How many lines in the records below contain the word "labels"? Reply with the number alone.

Top of DATA SHOWN

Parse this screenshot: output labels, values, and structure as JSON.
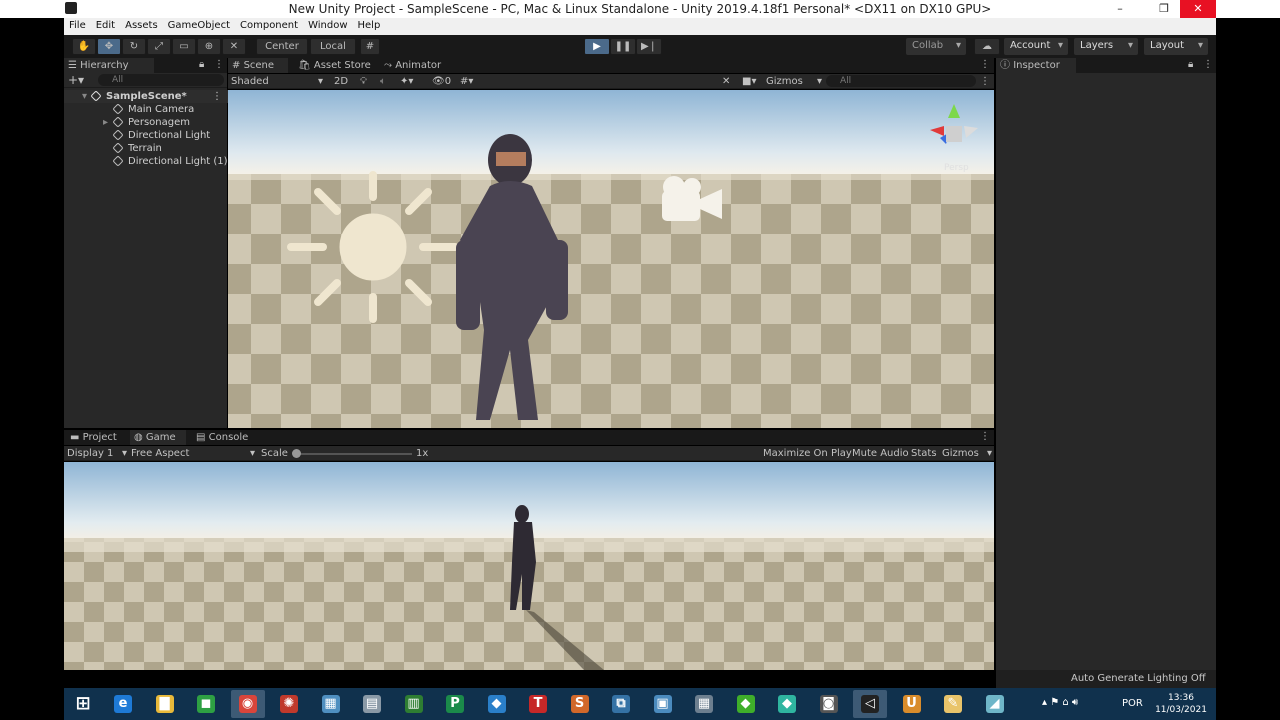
{
  "window": {
    "title": "New Unity Project - SampleScene - PC, Mac & Linux Standalone - Unity 2019.4.18f1 Personal* <DX11 on DX10 GPU>",
    "minimize": "–",
    "restore": "❐",
    "close": "✕"
  },
  "menu": [
    "File",
    "Edit",
    "Assets",
    "GameObject",
    "Component",
    "Window",
    "Help"
  ],
  "toolbar": {
    "pivot": "Center",
    "space": "Local",
    "collab": "Collab",
    "account": "Account",
    "layers": "Layers",
    "layout": "Layout"
  },
  "hierarchy": {
    "tab": "Hierarchy",
    "search_placeholder": "All",
    "scene": "SampleScene*",
    "items": [
      "Main Camera",
      "Personagem",
      "Directional Light",
      "Terrain",
      "Directional Light (1)"
    ]
  },
  "scene_tabs": [
    "Scene",
    "Asset Store",
    "Animator"
  ],
  "scene_bar": {
    "shading": "Shaded",
    "mode": "2D",
    "hidden_count": "0",
    "gizmos": "Gizmos",
    "search_placeholder": "All",
    "gizmo_label": "Persp"
  },
  "inspector": {
    "tab": "Inspector"
  },
  "bottom_tabs": [
    "Project",
    "Game",
    "Console"
  ],
  "game_bar": {
    "display": "Display 1",
    "aspect": "Free Aspect",
    "scale_label": "Scale",
    "scale_value": "1x",
    "maximize": "Maximize On Play",
    "mute": "Mute Audio",
    "stats": "Stats",
    "gizmos": "Gizmos"
  },
  "status": "Auto Generate Lighting Off",
  "taskbar": {
    "language": "POR",
    "time": "13:36",
    "date": "11/03/2021",
    "apps": [
      {
        "icon": "edge-ie-icon",
        "color": "#1e7ad6",
        "glyph": "e"
      },
      {
        "icon": "file-explorer-icon",
        "color": "#e8b93a",
        "glyph": "▇"
      },
      {
        "icon": "store-icon",
        "color": "#2ea043",
        "glyph": "◼"
      },
      {
        "icon": "chrome-icon",
        "color": "#d9453b",
        "glyph": "◉"
      },
      {
        "icon": "davinci-icon",
        "color": "#c0392b",
        "glyph": "✺"
      },
      {
        "icon": "network-app-icon",
        "color": "#4f8fc0",
        "glyph": "▦"
      },
      {
        "icon": "printer-app-icon",
        "color": "#8a99a6",
        "glyph": "▤"
      },
      {
        "icon": "project-icon",
        "color": "#2e7d32",
        "glyph": "▥"
      },
      {
        "icon": "publisher-icon",
        "color": "#1b8a4a",
        "glyph": "P"
      },
      {
        "icon": "azure-icon",
        "color": "#2a7fc9",
        "glyph": "◆"
      },
      {
        "icon": "t-app-icon",
        "color": "#c62828",
        "glyph": "T"
      },
      {
        "icon": "s-app-icon",
        "color": "#d1682a",
        "glyph": "S"
      },
      {
        "icon": "python-icon",
        "color": "#3572a5",
        "glyph": "⧉"
      },
      {
        "icon": "python-doc-icon",
        "color": "#4b8bbe",
        "glyph": "▣"
      },
      {
        "icon": "calculator-icon",
        "color": "#6d7f8f",
        "glyph": "▦"
      },
      {
        "icon": "sims-icon",
        "color": "#3fae2a",
        "glyph": "◆"
      },
      {
        "icon": "sims-2-icon",
        "color": "#2fb5a0",
        "glyph": "◆"
      },
      {
        "icon": "camera-app-icon",
        "color": "#555555",
        "glyph": "◙"
      },
      {
        "icon": "unity-icon",
        "color": "#222222",
        "glyph": "◁"
      },
      {
        "icon": "unity-hub-icon",
        "color": "#d98c2b",
        "glyph": "U"
      },
      {
        "icon": "paint-icon",
        "color": "#e9c46a",
        "glyph": "✎"
      },
      {
        "icon": "app-icon",
        "color": "#6fb6c8",
        "glyph": "◢"
      }
    ]
  },
  "colors": {
    "sky_top": "#96b9d6",
    "horizon": "#f1efe7",
    "ground_light": "#cfc7b2",
    "ground_dark": "#aea58c",
    "play_accent": "#4b6a8a"
  }
}
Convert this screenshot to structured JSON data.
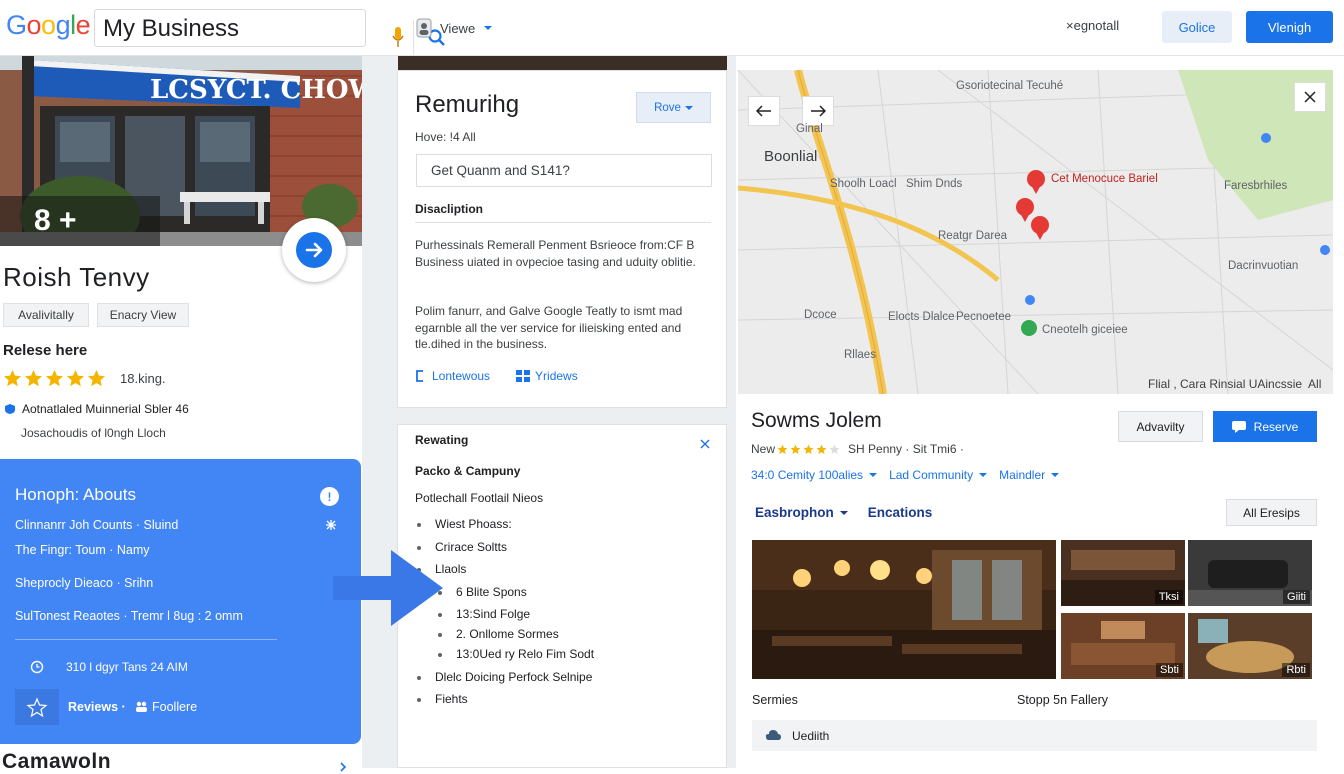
{
  "header": {
    "logo_letters": [
      {
        "ch": "G",
        "color": "#4285f4"
      },
      {
        "ch": "o",
        "color": "#ea4335"
      },
      {
        "ch": "o",
        "color": "#fbbc05"
      },
      {
        "ch": "g",
        "color": "#4285f4"
      },
      {
        "ch": "l",
        "color": "#34a853"
      },
      {
        "ch": "e",
        "color": "#ea4335"
      }
    ],
    "search_value": "My Business",
    "viewer_label": "Viewe",
    "signout_label": "×egnotall",
    "secondary_button": "Golice",
    "primary_button": "Vlenigh"
  },
  "left": {
    "photo_sign": "LCSYCT. CHOWN",
    "photo_count": "8 +",
    "business_name": "Roish Tenvy",
    "chips": [
      "Avalivitally",
      "Enacry View"
    ],
    "section_title": "Relese here",
    "rating_text": "18.king.",
    "address": "Aotnatlaled Muinnerial Sbler 46",
    "address_sub": "Josachoudis of l0ngh Lloch",
    "info_card": {
      "title": "Honoph: Abouts",
      "badge": "!",
      "lines": [
        "Clinnanrr  Joh Counts  ·  Sluind",
        "The Fingr: Toum · Namy",
        "Sheprocly Dieaco · Srihn",
        "SulTonest Reaotes · Tremr l 8ug : 2 omm"
      ],
      "hours": "310 l dgyr  Tans  24 AIM",
      "reviews_label": "Reviews ·",
      "foolere_label": "Foollere"
    },
    "bottom_heading": "Camawoln"
  },
  "middle": {
    "card1": {
      "title": "Remurihg",
      "subtitle": "Hove: !4 All",
      "rove_button": "Rove",
      "quote_field": "Get Quanm and S141?",
      "desc_heading": "Disacliption",
      "desc_p1": "Purhessinals Remerall Penment Bsrieoce from:CF B Business uiated in ovpecioe tasing and uduity oblitie.",
      "desc_p2": "Polim fanurr, and Galve Google Teatly to ismt mad egarnble all the ver service for ilieisking ented and tle.dihed in the business.",
      "link1": "Lontewous",
      "link2": "Yridews"
    },
    "card2": {
      "heading": "Rewating",
      "line1": "Packo & Campuny",
      "line2": "Potlechall Footlail Nieos",
      "items": [
        {
          "text": "Wiest Phoass:",
          "level": 1
        },
        {
          "text": "Crirace Soltts",
          "level": 1
        },
        {
          "text": "Llaols",
          "level": 1
        },
        {
          "text": "6 Blite Spons",
          "level": 2
        },
        {
          "text": "13:Sind Folge",
          "level": 2
        },
        {
          "text": "2. Onllome Sormes",
          "level": 2
        },
        {
          "text": "13:0Ued ry Relo Fim Sodt",
          "level": 2
        },
        {
          "text": "Dlelc Doicing Perfock Selnipe",
          "level": 1
        },
        {
          "text": "Fiehts",
          "level": 1
        }
      ]
    }
  },
  "right": {
    "map": {
      "labels": [
        "Gsoriotecinal Tecuhé",
        "Ginal",
        "Boonlial",
        "Shoolh Loacl",
        "Shim Dnds",
        "Cet Menocuce Bariel",
        "Faresbrhiles",
        "Reatgr Darea",
        "Dacrinvuotian",
        "Dcoce",
        "Elocts Dlalce",
        "Pecnoetee",
        "Cneotelh giceiee",
        "Rllaes"
      ],
      "footer": "Flial ,  Cara Rinsial UAincssie  All"
    },
    "place_title": "Sowms Jolem",
    "availability_button": "Advavilty",
    "reserve_button": "Reserve",
    "meta_prefix": "New",
    "meta_suffix": "SH Penny · Sit Tmi6 ·",
    "filters": [
      "34:0 Cemity 100alies",
      "Lad Community",
      "Maindler"
    ],
    "tabs": [
      "Easbrophon",
      "Encations"
    ],
    "all_button": "All Eresips",
    "thumb_tags": [
      "Tksi",
      "Giiti",
      "Sbti",
      "Rbti"
    ],
    "gallery_left_label": "Sermies",
    "gallery_right_label": "Stopp 5n Fallery",
    "update_label": "Uediith"
  }
}
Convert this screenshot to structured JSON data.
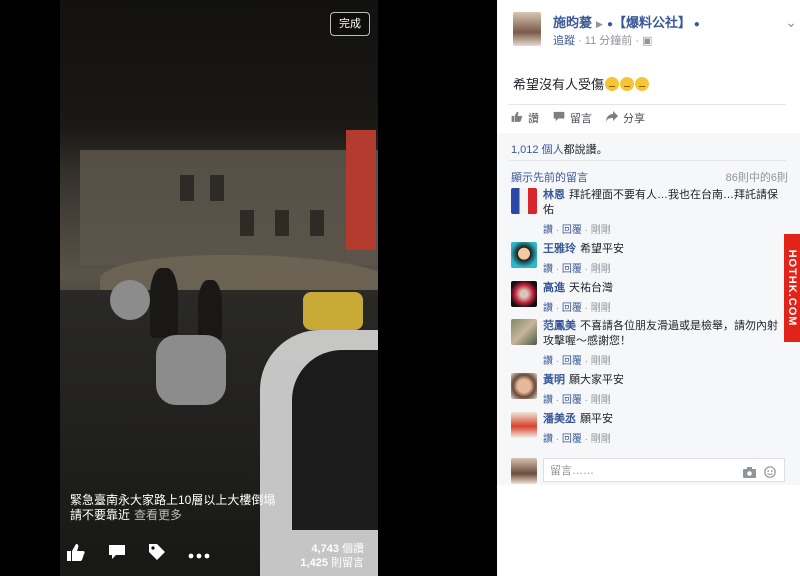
{
  "video": {
    "done_label": "完成",
    "caption_line1": "緊急臺南永大家路上10層以上大樓倒塌",
    "caption_line2": "請不要靠近",
    "see_more": "查看更多",
    "action_icons": [
      "like-icon",
      "comment-icon",
      "tag-icon",
      "more-icon"
    ],
    "views": "4,743",
    "views_label": "個讚",
    "comments_count": "1,425",
    "comments_label": "則留言"
  },
  "post": {
    "author": "施昀萲",
    "page": "【爆料公社】",
    "follow": "追蹤",
    "time": "11 分鐘前",
    "text": "希望沒有人受傷",
    "actions": {
      "like": "讚",
      "comment": "留言",
      "share": "分享"
    },
    "likes_count": "1,012 個人",
    "likes_suffix": "都說讚。",
    "show_previous": "顯示先前的留言",
    "comment_count": "86則中的6則"
  },
  "comments": [
    {
      "name": "林恩",
      "text": "拜託裡面不要有人…我也在台南…拜託請保佑",
      "like": "讚",
      "reply": "回覆",
      "time": "剛剛"
    },
    {
      "name": "王雅玲",
      "text": "希望平安",
      "like": "讚",
      "reply": "回覆",
      "time": "剛剛"
    },
    {
      "name": "高進",
      "text": "天祐台灣",
      "like": "讚",
      "reply": "回覆",
      "time": "剛剛"
    },
    {
      "name": "范鳳美",
      "text": "不喜請各位朋友滑過或是檢舉，請勿內射攻擊喔～感謝您！",
      "like": "讚",
      "reply": "回覆",
      "time": "剛剛"
    },
    {
      "name": "黃明",
      "text": "願大家平安",
      "like": "讚",
      "reply": "回覆",
      "time": "剛剛"
    },
    {
      "name": "潘美丞",
      "text": "願平安",
      "like": "讚",
      "reply": "回覆",
      "time": "剛剛"
    }
  ],
  "comment_box": {
    "placeholder": "留言……"
  },
  "watermark": "HOTHK.COM",
  "colors": {
    "link": "#3b5998",
    "watermark": "#e2231a"
  }
}
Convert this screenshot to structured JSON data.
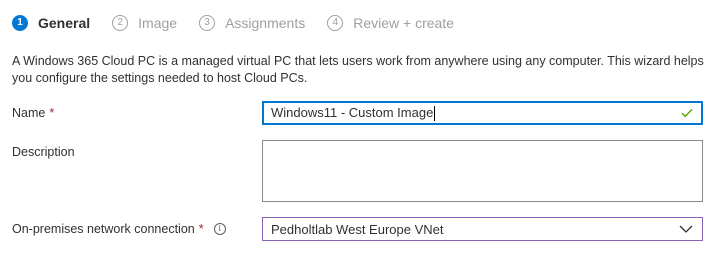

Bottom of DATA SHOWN

*WRITTEN SOLUTION*: 2